GINZBURG: Yes and no. That particular archival experience came to an end in 1989, with the publication of “Storia notturna” (translated into English as “Ecstasies: Deciphering the Witches’ Sabbath”): a book which sought to unfold, on a completely different spatial and chronological scale, the implications of my first one, “I benandanti” (translated into English as “The Night Battles”). But some of the issues I dealt with in “Ecstasies” — for instance the relationship between morphology and history — fueled much of my later work.
GAZETTE: How might you regard the subsequent chapter in your life as a researcher? One notices an increasing presence of apparently disparate nodes in cultural history in your work.
GINZBURG: What I have done since 1989 is difficult to describe: My research path may seem erratic, although I can detect a certain logic in it. Indeed, I have tried to repeat over and over the thrill of ignorance, addressing subjects I was completely unfamiliar with. First of all, I would say, it is a pleasure: I love teaching but I love learning much more. But there is probably another, more hidden, reason. I encountered my research topic, along with the books which deeply shaped my mind as a scholar, when I was in my 20s. Being precocious is not necessarily a bliss. Later I tried, more or less unconsciously, to disentangle myself from what I had become, testing what I had learned so far on new, unfamiliar topics. Casuistry was one of them. I first come across it in an essay on Machiavelli. Then Pascal came, and his opponents: the Jesuits. I will talk about both of them in my Tanner Lectures. But casuistry also required a reflection upon case studies and their implications. Once again, writing history and reflecting on the historian’s craft were inextricably connected, as they have always been since my early experiences in the Friulian archives.
GAZETTE: You have written that you were often your own greatest antagonist and that you often held objections to your work that differed from those of your critics. Is this still so? If yes, what are your greatest objections as of now?

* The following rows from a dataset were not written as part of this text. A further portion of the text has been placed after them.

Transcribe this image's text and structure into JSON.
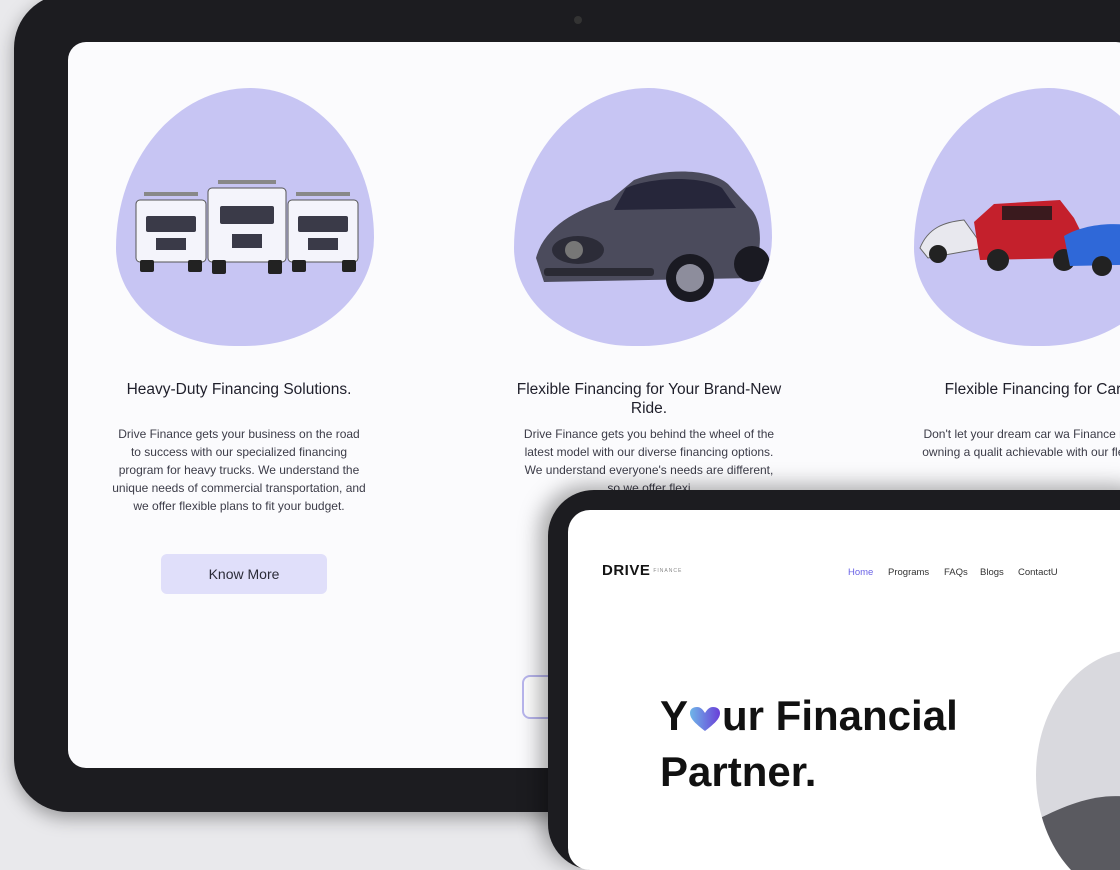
{
  "cards": [
    {
      "title": "Heavy-Duty Financing Solutions.",
      "body": "Drive Finance gets your business on the road to success with our specialized financing program for heavy trucks. We understand the unique needs of commercial transportation, and we offer flexible plans to fit your budget.",
      "button": "Know More",
      "image_subject": "heavy-trucks"
    },
    {
      "title": "Flexible Financing for Your Brand-New Ride.",
      "body": "Drive Finance gets you behind the wheel of the latest model with our diverse financing options. We understand everyone's needs are different, so we offer flexi",
      "image_subject": "new-car"
    },
    {
      "title": "Flexible Financing for Cars.",
      "body": "Don't let your dream car wa Finance makes owning a qualit achievable with our flexible f",
      "image_subject": "used-cars"
    }
  ],
  "outline_button_partial": "S",
  "front": {
    "logo": "DRIVE",
    "logo_sub": "FINANCE",
    "nav": [
      "Home",
      "Programs",
      "FAQs",
      "Blogs",
      "ContactU"
    ],
    "nav_active": "Home",
    "hero_line1_pre": "Y",
    "hero_line1_post": "ur Financial",
    "hero_line2": "Partner."
  },
  "colors": {
    "accent": "#6a62e6",
    "blob": "#c7c5f3",
    "button_bg": "#e0dffa"
  }
}
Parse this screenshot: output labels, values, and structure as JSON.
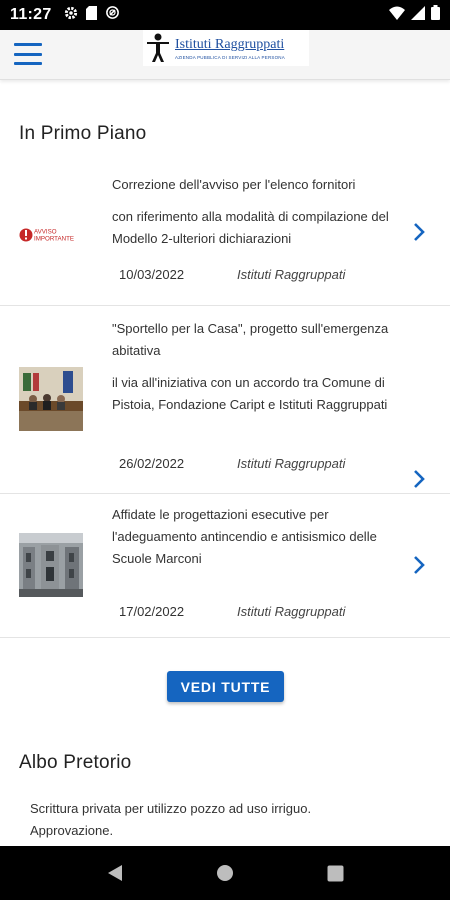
{
  "status_bar": {
    "time": "11:27",
    "left_icons": [
      "gear-icon",
      "sd-card-icon",
      "no-disturb-icon"
    ],
    "right_icons": [
      "wifi-icon",
      "signal-icon",
      "battery-icon"
    ]
  },
  "app_bar": {
    "logo_name": "Istituti Raggruppati",
    "logo_subtitle": "AZIENDA PUBBLICA DI SERVIZI ALLA PERSONA"
  },
  "primo_piano": {
    "title": "In Primo Piano",
    "items": [
      {
        "thumb": "avviso-importante-icon",
        "thumb_label": "AVVISO IMPORTANTE",
        "heading": "Correzione dell'avviso per l'elenco fornitori",
        "body": "con riferimento alla modalità di compilazione del Modello 2-ulteriori dichiarazioni",
        "date": "10/03/2022",
        "source": "Istituti Raggruppati"
      },
      {
        "thumb": "conference-photo",
        "heading": "\"Sportello per la Casa\", progetto sull'emergenza abitativa",
        "body": "il via all'iniziativa con un accordo tra Comune di Pistoia, Fondazione Caript e Istituti Raggruppati",
        "date": "26/02/2022",
        "source": "Istituti Raggruppati"
      },
      {
        "thumb": "school-building-photo",
        "heading": "Affidate le progettazioni esecutive per l'adeguamento antincendio e antisismico delle Scuole Marconi",
        "body": "",
        "date": "17/02/2022",
        "source": "Istituti Raggruppati"
      }
    ],
    "button_label": "VEDI TUTTE"
  },
  "albo_pretorio": {
    "title": "Albo Pretorio",
    "first_item": "Scrittura privata per utilizzo pozzo ad uso irriguo. Approvazione."
  },
  "colors": {
    "accent": "#1565c0",
    "avviso_red": "#c62828"
  }
}
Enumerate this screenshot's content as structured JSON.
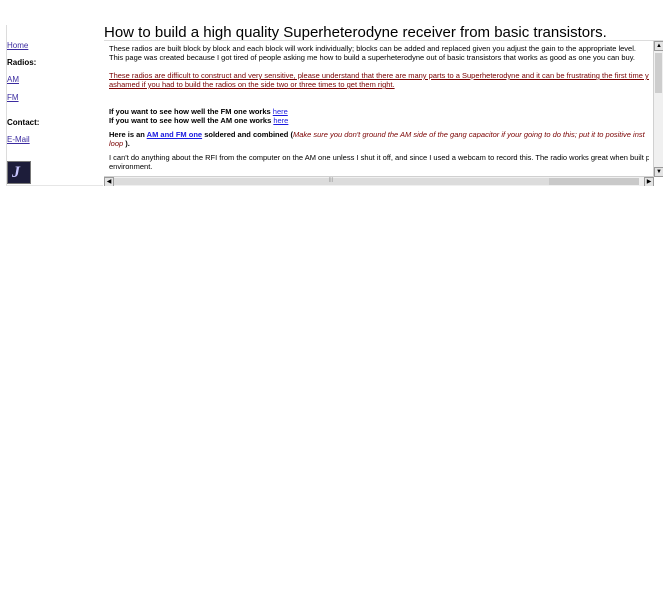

GINZBURG: For a long time I have been fascinated by the devil’s advocate: a figure that has played a crucial role in Catholic canonization trials since the early 17th century. The topic of the Martin Buber lecture I gave in Jerusalem a few years ago was “Inner Dialogues. The Jew as Devil’s Advocate.” I feel involved in an endless, contentious conversation with the devil’s advocate. What does he say to me in these days? He says: “You are trying to tame me. You are not listening to me as you did in the past.” Maybe he is right. But self-satisfaction would be the end — a ludicrous end. I will try to do my best to avoid it.